»»

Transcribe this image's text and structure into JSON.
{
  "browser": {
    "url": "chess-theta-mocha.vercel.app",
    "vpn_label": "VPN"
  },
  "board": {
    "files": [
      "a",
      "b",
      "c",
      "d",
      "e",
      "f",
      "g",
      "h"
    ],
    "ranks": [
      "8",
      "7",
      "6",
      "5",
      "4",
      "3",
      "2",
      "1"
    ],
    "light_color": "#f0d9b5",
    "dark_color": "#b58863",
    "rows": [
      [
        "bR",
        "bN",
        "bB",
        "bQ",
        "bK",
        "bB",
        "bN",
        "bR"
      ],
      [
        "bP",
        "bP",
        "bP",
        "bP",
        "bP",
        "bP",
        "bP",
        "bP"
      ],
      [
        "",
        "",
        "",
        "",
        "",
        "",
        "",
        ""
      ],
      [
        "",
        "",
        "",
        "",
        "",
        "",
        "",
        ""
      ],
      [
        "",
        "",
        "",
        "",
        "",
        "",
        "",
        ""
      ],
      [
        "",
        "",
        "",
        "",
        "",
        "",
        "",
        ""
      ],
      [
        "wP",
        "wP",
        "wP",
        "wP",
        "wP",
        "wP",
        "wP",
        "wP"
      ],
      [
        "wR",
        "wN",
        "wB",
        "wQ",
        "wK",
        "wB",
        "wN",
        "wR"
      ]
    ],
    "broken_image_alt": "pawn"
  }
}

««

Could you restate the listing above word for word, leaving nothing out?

• Exercise result:
Transcribe this image's text and structure into JSON.
{
  "browser": {
    "url": "chess-theta-mocha.vercel.app",
    "vpn_label": "VPN"
  },
  "board": {
    "files": [
      "a",
      "b",
      "c",
      "d",
      "e",
      "f",
      "g",
      "h"
    ],
    "ranks": [
      "8",
      "7",
      "6",
      "5",
      "4",
      "3",
      "2",
      "1"
    ],
    "light_color": "#f0d9b5",
    "dark_color": "#b58863",
    "rows": [
      [
        "bR",
        "bN",
        "bB",
        "bQ",
        "bK",
        "bB",
        "bN",
        "bR"
      ],
      [
        "bP",
        "bP",
        "bP",
        "bP",
        "bP",
        "bP",
        "bP",
        "bP"
      ],
      [
        "",
        "",
        "",
        "",
        "",
        "",
        "",
        ""
      ],
      [
        "",
        "",
        "",
        "",
        "",
        "",
        "",
        ""
      ],
      [
        "",
        "",
        "",
        "",
        "",
        "",
        "",
        ""
      ],
      [
        "",
        "",
        "",
        "",
        "",
        "",
        "",
        ""
      ],
      [
        "wP",
        "wP",
        "wP",
        "wP",
        "wP",
        "wP",
        "wP",
        "wP"
      ],
      [
        "wR",
        "wN",
        "wB",
        "wQ",
        "wK",
        "wB",
        "wN",
        "wR"
      ]
    ],
    "broken_image_alt": "pawn"
  }
}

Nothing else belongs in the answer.